http://www.merlot.org/merlot/viewMaterial.htm?id=87520
Tutorials and animations (Flash and Java) on finding volumes of solids of revolution; helpful for students who are visual learnersCalculus of the Dinner Table: Mathematical Modeling
http://www.merlot.org/merlot/viewMaterial.htm?id=407971
Calculus students are presented with a write-pair-share activity that initially involves the construction of a model based on direct variation and later involves the use of calculus as a means by which to analyze the model. Suitable for either Calculus I or Calculus II students. Note: This project has a sequel entitled Fundamental Theorem of Calculus: An Investigation (listed under Interactive Lectures) in which the Fundamental Theorem of Calculus is investigated via the constructed model.Classroom Activities for Calculus
http://www.merlot.org/merlot/viewMaterial.htm?id=84699
This is a collection of activities for use in precalculus and single variable calculus. It is prefaced by a brief summary of what I know about group learning and how I use the activities. Many activities are quick combinations of discovery and practice. The statistics gets a bit lengthy, but I thought I'd include it anyway. As far as I recall, my text is only mentioned once and this posting should not be considered a commercial. Use the activities any way you want.Connected Curriculum Project - Materials for Precalculus
http://www.merlot.org/merlot/viewMaterial.htm?id=84777

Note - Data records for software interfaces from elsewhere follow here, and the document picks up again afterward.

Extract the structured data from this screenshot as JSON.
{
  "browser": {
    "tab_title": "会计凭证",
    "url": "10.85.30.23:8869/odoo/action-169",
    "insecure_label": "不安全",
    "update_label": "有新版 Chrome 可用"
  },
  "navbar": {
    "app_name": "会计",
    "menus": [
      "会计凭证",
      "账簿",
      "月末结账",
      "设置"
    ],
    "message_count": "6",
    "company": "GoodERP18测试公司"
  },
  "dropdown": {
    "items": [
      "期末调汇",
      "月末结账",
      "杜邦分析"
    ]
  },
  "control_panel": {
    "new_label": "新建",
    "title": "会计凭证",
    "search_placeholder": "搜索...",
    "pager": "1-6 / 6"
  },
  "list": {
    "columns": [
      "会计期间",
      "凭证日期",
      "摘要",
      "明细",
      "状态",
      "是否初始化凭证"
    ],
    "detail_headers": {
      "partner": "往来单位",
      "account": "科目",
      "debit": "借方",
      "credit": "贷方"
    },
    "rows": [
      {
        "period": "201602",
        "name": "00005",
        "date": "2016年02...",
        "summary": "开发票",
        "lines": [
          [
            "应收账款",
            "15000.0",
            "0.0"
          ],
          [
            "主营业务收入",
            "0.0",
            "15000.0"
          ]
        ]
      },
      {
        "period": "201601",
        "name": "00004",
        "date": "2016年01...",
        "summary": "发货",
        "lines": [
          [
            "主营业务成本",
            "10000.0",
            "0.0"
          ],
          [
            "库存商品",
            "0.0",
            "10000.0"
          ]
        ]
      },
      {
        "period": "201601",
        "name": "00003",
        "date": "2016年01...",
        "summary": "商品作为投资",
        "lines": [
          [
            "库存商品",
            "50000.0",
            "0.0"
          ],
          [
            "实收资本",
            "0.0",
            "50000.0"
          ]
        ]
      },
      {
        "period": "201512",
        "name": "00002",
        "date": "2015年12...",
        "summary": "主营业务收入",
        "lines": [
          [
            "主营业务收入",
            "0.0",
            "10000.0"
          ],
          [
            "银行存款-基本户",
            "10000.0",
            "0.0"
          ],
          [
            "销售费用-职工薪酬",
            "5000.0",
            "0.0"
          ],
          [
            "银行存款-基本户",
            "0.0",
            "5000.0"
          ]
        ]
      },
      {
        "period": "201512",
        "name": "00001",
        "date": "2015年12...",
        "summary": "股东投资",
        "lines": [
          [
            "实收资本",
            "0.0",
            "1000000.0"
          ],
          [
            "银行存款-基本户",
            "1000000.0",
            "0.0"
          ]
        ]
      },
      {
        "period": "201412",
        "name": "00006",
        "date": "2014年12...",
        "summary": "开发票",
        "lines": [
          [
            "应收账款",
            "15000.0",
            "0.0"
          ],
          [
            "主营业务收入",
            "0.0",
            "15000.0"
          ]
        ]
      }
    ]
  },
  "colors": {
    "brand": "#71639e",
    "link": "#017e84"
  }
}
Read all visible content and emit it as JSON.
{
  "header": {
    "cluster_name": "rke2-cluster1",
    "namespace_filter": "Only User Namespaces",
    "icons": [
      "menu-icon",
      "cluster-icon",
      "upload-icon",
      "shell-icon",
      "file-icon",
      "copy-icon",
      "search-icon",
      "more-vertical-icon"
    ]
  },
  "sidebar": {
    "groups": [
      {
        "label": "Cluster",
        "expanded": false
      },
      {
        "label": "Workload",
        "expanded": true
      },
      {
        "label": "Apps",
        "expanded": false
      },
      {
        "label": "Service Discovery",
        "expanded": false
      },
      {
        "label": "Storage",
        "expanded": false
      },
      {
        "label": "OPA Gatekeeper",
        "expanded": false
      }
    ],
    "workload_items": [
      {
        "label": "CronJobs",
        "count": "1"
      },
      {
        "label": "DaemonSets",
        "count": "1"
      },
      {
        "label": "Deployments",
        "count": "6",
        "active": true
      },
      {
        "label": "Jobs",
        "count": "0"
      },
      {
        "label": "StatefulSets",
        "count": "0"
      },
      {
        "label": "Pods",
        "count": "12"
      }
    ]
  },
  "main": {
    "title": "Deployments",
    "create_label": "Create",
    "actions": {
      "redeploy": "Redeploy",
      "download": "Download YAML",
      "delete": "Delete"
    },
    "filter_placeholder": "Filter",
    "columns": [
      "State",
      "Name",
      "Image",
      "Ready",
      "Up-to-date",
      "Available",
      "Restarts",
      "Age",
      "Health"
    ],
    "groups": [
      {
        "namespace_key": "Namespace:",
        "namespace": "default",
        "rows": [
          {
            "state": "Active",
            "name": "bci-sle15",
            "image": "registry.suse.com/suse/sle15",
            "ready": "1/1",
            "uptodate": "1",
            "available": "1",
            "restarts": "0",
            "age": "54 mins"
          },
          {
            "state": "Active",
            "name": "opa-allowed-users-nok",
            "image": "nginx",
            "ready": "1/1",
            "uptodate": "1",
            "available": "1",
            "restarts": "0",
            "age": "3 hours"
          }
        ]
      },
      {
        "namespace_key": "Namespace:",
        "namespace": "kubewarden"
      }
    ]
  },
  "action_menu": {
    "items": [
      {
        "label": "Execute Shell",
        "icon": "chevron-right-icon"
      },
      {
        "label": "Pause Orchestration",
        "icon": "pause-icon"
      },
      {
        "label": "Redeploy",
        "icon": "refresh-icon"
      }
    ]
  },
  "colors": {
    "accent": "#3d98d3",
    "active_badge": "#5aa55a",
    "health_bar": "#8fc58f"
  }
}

The CCP includes modules that combine the flexibility and connectivity of the Web with the power of computer algebra systems such as Maple, Mathematica, MatLab and MathCad. The single-topic units can be used for a two-hour lab, or for a shorter supervised period with follow-up on the student's own time, or for self-study. Modules are organized into areas of precalculus, differential calculus, integral calculus, multivariable calculus, linear algebra, differential equations and engineering mathematics. Applications include those in biology, chemistry, physics, engineering, economics and environmental science.Fundamental Theorem of Calculus: An Investigation
http://www.merlot.org/merlot/viewMaterial.htm?id=407974
Calculus students are presented with a write-pair-share activity that leads them to a practical understanding of the Fundamental Theorem of Calculus. The activity involves analyzing a function that describes eating speed in a hypothetical dinner table experience. Suitable for either Calculus I or Calculus II students.Note: This project has a prequel entitled Calculus of the Dinner Table: Mathematical Modeling (listed under Interactive Lectures) in which students construct the mathematical model for the king's eating speed. This prequel provides an excellent and engaging prelude to this activity.